  •  Pain relief options reduced, particularly nitrous oxide.

  •  Birth companions and visitors not allowed.

  •  Stillbirth counselling not provided.

  •  Forced separation of mothers with suspected/confirmed COVID-19 (and those in isolation while waiting for test results) from their newborns, breastfeeding prohibitions, barring parental visits to newborns in neonatal units.

  •  Women abandoned during the process of labour because staff with PPE can only attend to patients for 2 hours maximum, more difficult communication between women/providers when PPE is worn.

  •  More labour inductions and elective caesarean sections overall and for suspected/confirmed COVID-19 cases, in part to help manage patient flow with respect to staff availability, and as scheduled delivery in theatre avoids problem of monitoring women in labour with full PPE.

  •  Some women do not get adequate food while in the hospital as family who normally brings this is prohibited and hospitals are unable to incur the full additional costs of feeding.

  •  Local fundraising to purchase PPE for maternity ward staff.

  •  Guidelines for wearing and laundering facility health worker uniforms.

  •  Improving maternity ward layout consistent with outbreak management, emergency hotlines for PPE shortages.

  •  Decreasing length of stay and maintaining contact with discharged women by phone.

  •  Relocating births from hospitals to other adapted locations (eg, hotels).

  •  Implementing triage systems that provide appropriate detection and isolation of women with COVID-19 symptoms.

  •  Local women’s group campaigns to ensure women may still have at least one birth companion where appropriate.

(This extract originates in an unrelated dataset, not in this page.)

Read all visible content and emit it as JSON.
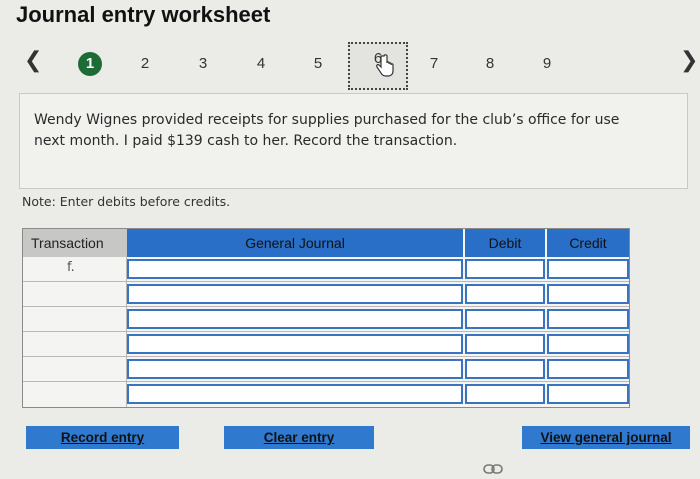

  • ANC, antenatal care; IVF, in vitro fertilization; PPE, personal protective equipment.